Fall brings new early American titles to explore. Enjoy our
Spring Reads 2015 list, too, and share your finds below!
Posted in Lists, Recent Scholarship Tagged 19th Century, Adams, Africa, American Indians, American Revolution, Amistad, Antebellum South, Archives, Atlantic World, braddock, Caribbean, Charleston, Civil War, Confederacy, cultural history, Democracy, Diplomacy, diplomatic history, Early Republic, Founders, French Atlantic, Gender, George Washington, historiography, History of Medicine, Jefferson, John Adams, legal history, London, Methodology, museums, Nat Turner, Native Americans, New England, New York, Pirates, Politics, Print Culture, prisoners, Publishing, Quaker, Quakers, religion, religious history, renaissance, Romanticism, Slavery, southern history, Spanish Empire, theatre, Thomas Jefferson, university press, Virginia, visual culture, War of 1812, Washington
Here’s our seasonal roundup of new and forthcoming titles. Share your finds below! Continue reading
Posted in Lists, Recent Scholarship Tagged 19th Century, Abraham Lincoln, Adams, American Revolution, Amistad, Anglo-Dutch, Antebellum South, Archives, Atlantic World, Civil War, Confederacy, cultural history, Early Republic, Founders, French Atlantic, Gender, George Washington, historiography, John Adams, Methodology, museums, Native Americans, New England, New York, photog, Politics, Print Culture, Publishing, Quakers, religion, Romanticism, Slavery, southern history, Spanish Empire, St.Louis, Thomas Jefferson, university press, Virginia, visual culture

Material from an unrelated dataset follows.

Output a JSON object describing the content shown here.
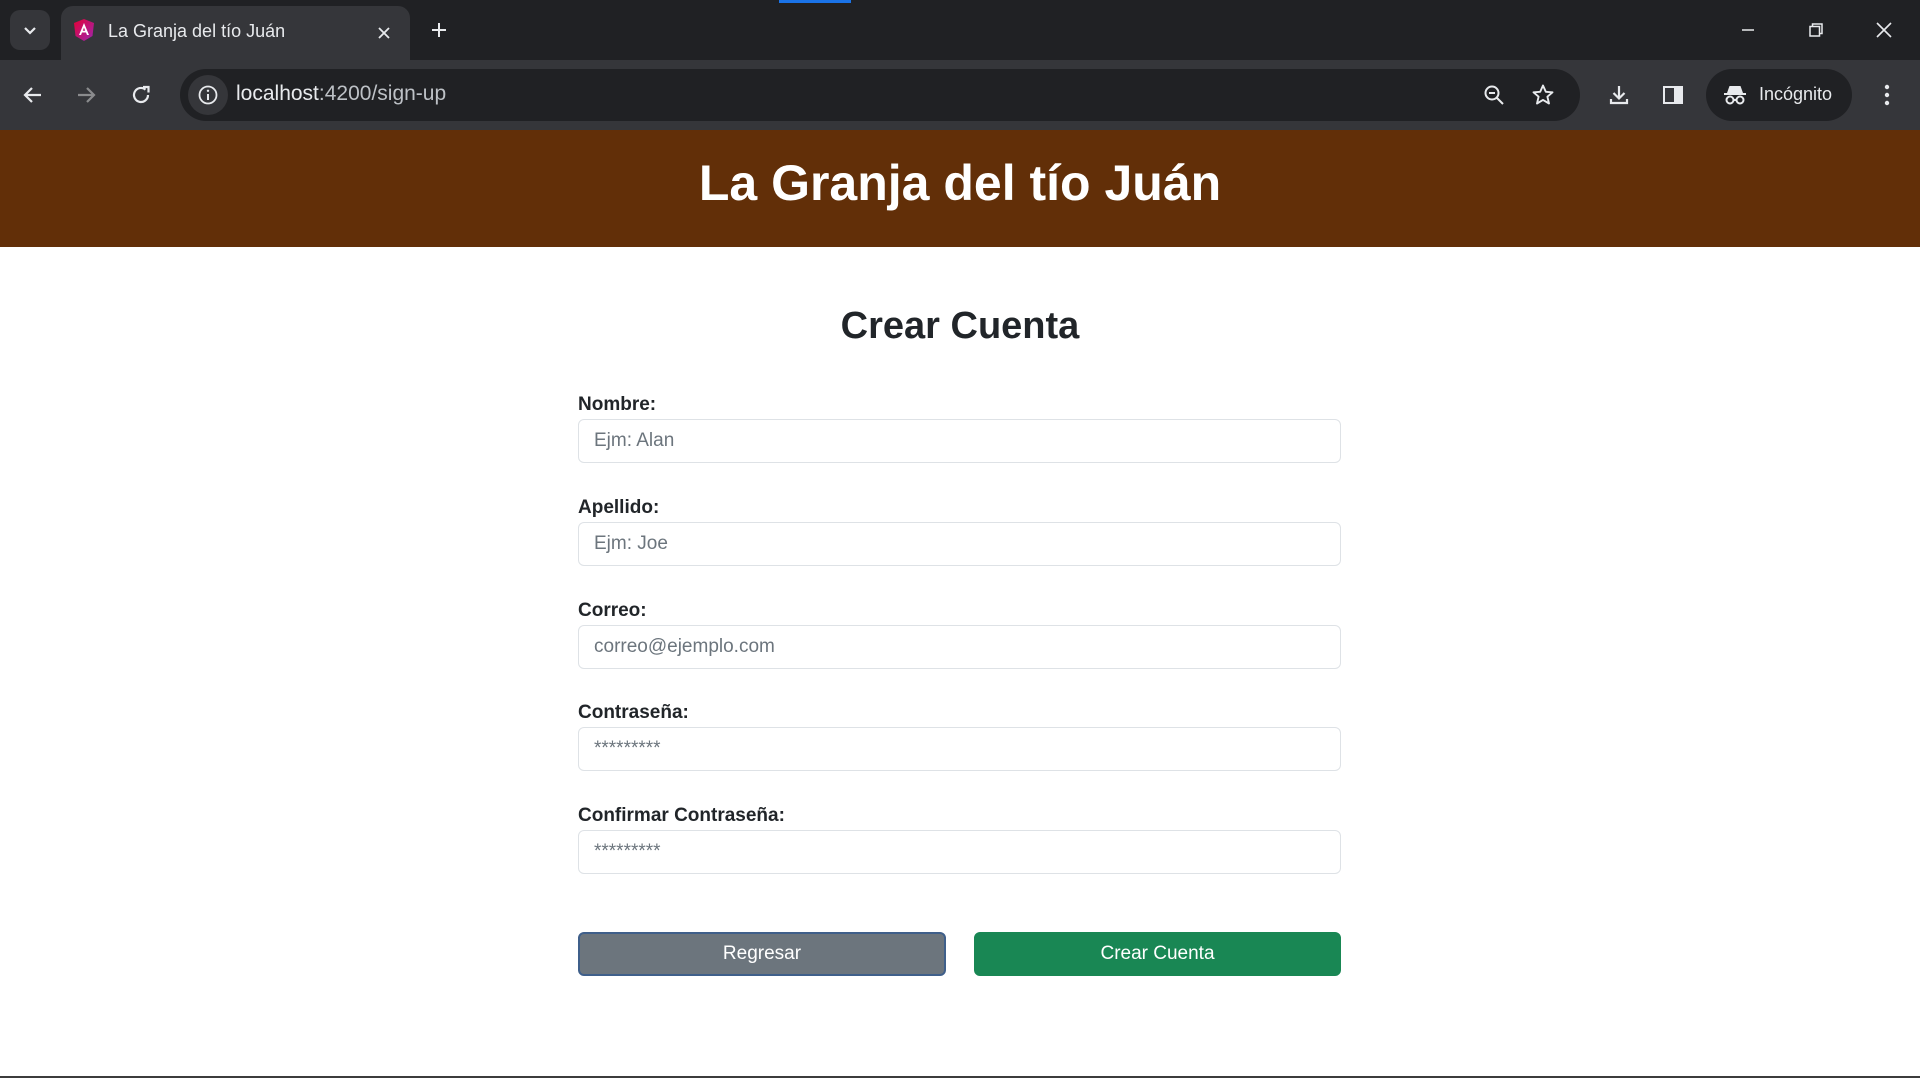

The following is an interview with Stephen R. Berry, an Associate Professor of History at Simmons College. My review of Berry’s recently-released book, (New Haven: Yale University Press, 2015) appeared on the blog yesterday. Today, he agreed to answer some follow-up questions about his book and his future research plans. A Path in the Mighty Waters: Shipboard Life and Atlantic Crossings to the New World Continue reading
Posted in Interview, Recent Scholarship, Review / Q&A Tagged Atlantic History, Atlantic World, book review, Interview, Lutherans, Maritime history, Methodists, Methodology, Moravians, Presbyterians, Quakers, religious history, Simmons College, Stephen R. Berry
Today’s guest poster, Jeffrey A. Fortin, is an Assistant Professor of History at Emmanuel College, Boston. He is currently finishing up a book on Paul Cuffe, an African-American Quaker and merchant in the early republic.
Credit cards, electronic banking, online shopping, and a host of other modern forms of commerce did not exist at the turn of the nineteenth century. Merchants throughout the Atlantic relied on reputation and good character when determining a customer’s credit worthiness. Not exactly a foolproof way to do business but seemingly less risky than our fully electronic world of money and banking in twenty-first century America. Yet, identity theft and fraud were still a part of doing business.
Posted in Guest Posts, Research Tagged 19th Century, African-American history, capitalism, credit, Early Republic, Guest Posts, Maritime history, Paul Cuffe, Quakers, reputation